Birds of Prey is the Ultimate Thanksgiving Movie Because Why Would You Want to Argue About That Right Now?
I sure know what I’m thankful for this year: darkly joyful Margot Robbie vehicle, Birds of Prey. It’s the ultimate late-fall gratitude film. Besides the parallel themes of food, chosen family, and commitment to a color scheme, the movie is also easy to follow and fun to watch. You might be tempted to argue that attaching Thanksgiving energy to an R-rated superhero movie that was released in February to mixed reviews isn’t a good idea, but that seems like a poor allocation of mental resources. Also we’re in the middle of a pandemic, and this actually doesn’t affect you in any way.
At its core, Birds of Prey is a movie about an emotionally unfulfilled woman attempting to eat. Talk about turkey time! The first twenty minutes follow Harley Quinn traipsing through the streets of Gotham trying and failing to eat ‘the perfect breakfast sandwich.’ There is nothing more suited to this year’s autumnal holiday of suburban gluttony than the breakout star of the Wolf of Wall Street wearing pigtails dyed in Kool Aid trying to go all Gobble Gobble on a bodega bacon egg and cheese. And to those who would disagree, Why? What do you have to gain by taking issue with this gleeful thematic shoehorning of a generally well-to-fine-reviewed, female-led film? Go meditate or something.
But just like every third Thursday in November, we can’t eat until we all hold hands and say grace. This is a family holiday after all. And Birds of Prey (or the Fantabulous Emancipation of One Harley Quinn) has got the stuffing when it comes to complicated relational ties and found family. This all-female fight-tastic feast of talent has everything you could want from a turkey day hen fest: the best friend going through a breakup, the alcoholic lesbian aunt, the hot talented cousin, the petulant neighbor teen, and the orphan who trained as an assassin in order to avenge her family’s murder by systematically taking out every single member of the mob associated with their massacre. Friendsgiving much!?
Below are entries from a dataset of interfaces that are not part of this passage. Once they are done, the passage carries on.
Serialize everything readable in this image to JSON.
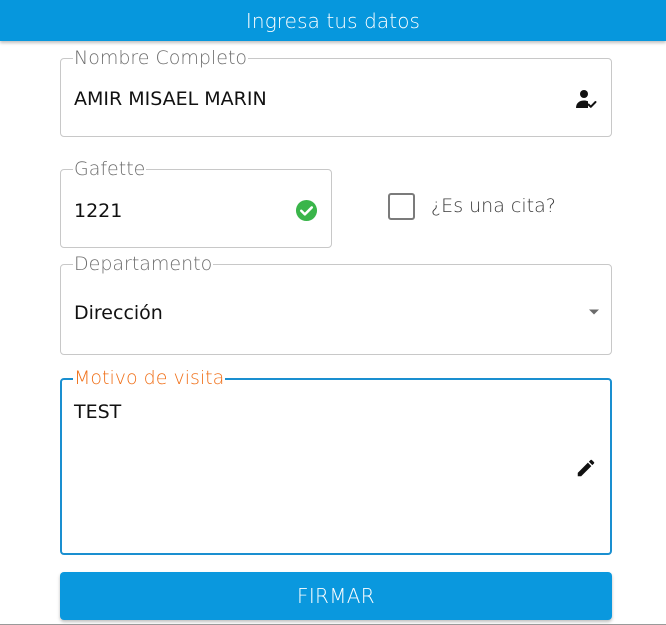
{
  "header": {
    "title": "Ingresa tus datos",
    "background_color": "#0697dd"
  },
  "form": {
    "nombre": {
      "label": "Nombre Completo",
      "value": "AMIR MISAEL MARIN",
      "icon": "person-check-icon"
    },
    "gafette": {
      "label": "Gafette",
      "value": "1221",
      "icon": "check-circle-icon",
      "icon_color": "#3ab54a"
    },
    "cita": {
      "label": "¿Es una cita?",
      "checked": false
    },
    "departamento": {
      "label": "Departamento",
      "selected": "Dirección",
      "icon": "dropdown-arrow-icon"
    },
    "motivo": {
      "label": "Motivo de visita",
      "value": "TEST",
      "icon": "pencil-icon",
      "focused": true,
      "label_color": "#f07019",
      "border_color": "#1a8fd0"
    }
  },
  "actions": {
    "submit_label": "FIRMAR",
    "submit_color": "#0a98de"
  }
}
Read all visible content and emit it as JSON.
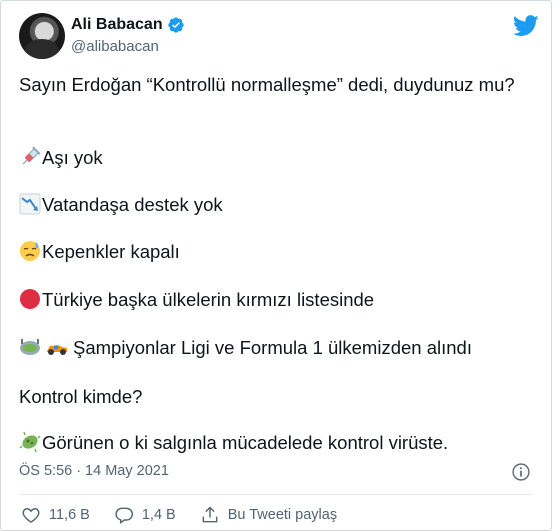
{
  "tweet": {
    "author": {
      "display_name": "Ali Babacan",
      "handle": "@alibabacan",
      "verified": true
    },
    "text": {
      "intro": "Sayın Erdoğan “Kontrollü normalleşme” dedi, duydunuz mu?",
      "item1": "Aşı yok",
      "item2": "Vatandaşa destek yok",
      "item3": "Kepenkler kapalı",
      "item4": "Türkiye başka ülkelerin kırmızı listesinde",
      "item5": "Şampiyonlar Ligi ve Formula 1 ülkemizden alındı",
      "question": "Kontrol kimde?",
      "closing": "Görünen o ki salgınla mücadelede kontrol virüste."
    },
    "emoji_icons": [
      "syringe-icon",
      "chart-decreasing-icon",
      "downcast-face-icon",
      "red-circle-icon",
      "stadium-icon",
      "race-car-icon",
      "microbe-icon"
    ],
    "timestamp": {
      "time": "ÖS 5:56",
      "separator": "·",
      "date": "14 May 2021"
    },
    "actions": {
      "likes": "11,6 B",
      "replies": "1,4 B",
      "share_label": "Bu Tweeti paylaş"
    }
  },
  "colors": {
    "twitter_blue": "#1d9bf0",
    "text_primary": "#0f1419",
    "text_secondary": "#536471",
    "like_red": "#f91880"
  }
}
If it feels to you like we’re trying too hard, maybe feel something else instead! Like appreciation for your health, reverence for front line workers, or simply peace from the fact that you’re under absolutely no obligation to watch this movie or read this review. We are having a great time!
And if you’re on the hunt for a Cornucopia of character development riches, look no further than our plucky (!) villain turned protagonist, deftly brought to life by Sharon Tate foot impersonator, Margot Robbie. “In a time of year where we traditionally, as a nation, pardon turkeys,” the movie presciently asked us upon its release 7 days before Valentine’s Day, “can’t we find it in our hearts to pardon this avian-themed criminal team and see them as a squad of anti-heroes?” And if you think this turkey talk is all a bunch of baloney, first of all, ask Alexa to play you some Debussy and get you a chill pill. And second, the logline literally says “it’s Open Season on Harley Quinn.” No foul play in these fowl parallels! Is Harley the predator or the prey? The eater or the eaten? The bird of prey or the prayed over bird? Of course we know those last two are the same thing but if you’re dwelling on that over the super-fun word play I literally don’t know what to tell you.
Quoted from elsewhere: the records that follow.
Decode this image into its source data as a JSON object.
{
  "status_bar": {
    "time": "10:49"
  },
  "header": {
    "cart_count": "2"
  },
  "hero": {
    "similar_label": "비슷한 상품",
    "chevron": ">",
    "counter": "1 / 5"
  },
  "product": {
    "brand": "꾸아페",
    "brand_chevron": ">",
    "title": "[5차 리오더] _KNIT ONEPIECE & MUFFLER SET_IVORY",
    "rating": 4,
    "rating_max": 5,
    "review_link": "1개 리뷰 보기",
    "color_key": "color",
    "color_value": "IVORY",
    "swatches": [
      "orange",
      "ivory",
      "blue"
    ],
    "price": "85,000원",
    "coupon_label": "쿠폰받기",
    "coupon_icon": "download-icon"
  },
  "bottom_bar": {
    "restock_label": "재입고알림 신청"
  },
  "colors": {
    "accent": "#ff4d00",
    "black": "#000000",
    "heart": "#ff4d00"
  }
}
And with a supporting cast of Ewan McGregor, Chris Messina, and Alli Wong, you won’t have to pick between the turkey or the sides. All of this movie is a bountiful harvest of whimsy, talent, and actively waiting to shit (no spoilers!!). If that doesn’t seem like the type of thing you’d enjoy, we don’t care! We’re stuck in our house with an HBO Max subscription, determined to wring holiday happiness out of the bullshit cheesecloth that is 2020 and we’re actively inviting you to join in on the fun.
Whether or not you decide to embrace this oeuvre that literally has Bird in the title as your celebratory cinematic experience this Thanksgiving is between you and your God. In the meantime, we’re serving our turkey alongside bacon, egg, and cheese. We’re celebrating sweater weather with a caution tape and glitter jacket. And we’re embracing the mix of gratitude and nostalgia that can only be achieved by committing to fun, laughing through disappointment, and shamelessly attaching incredible emotional significance to a pretty fine movie from February of this year.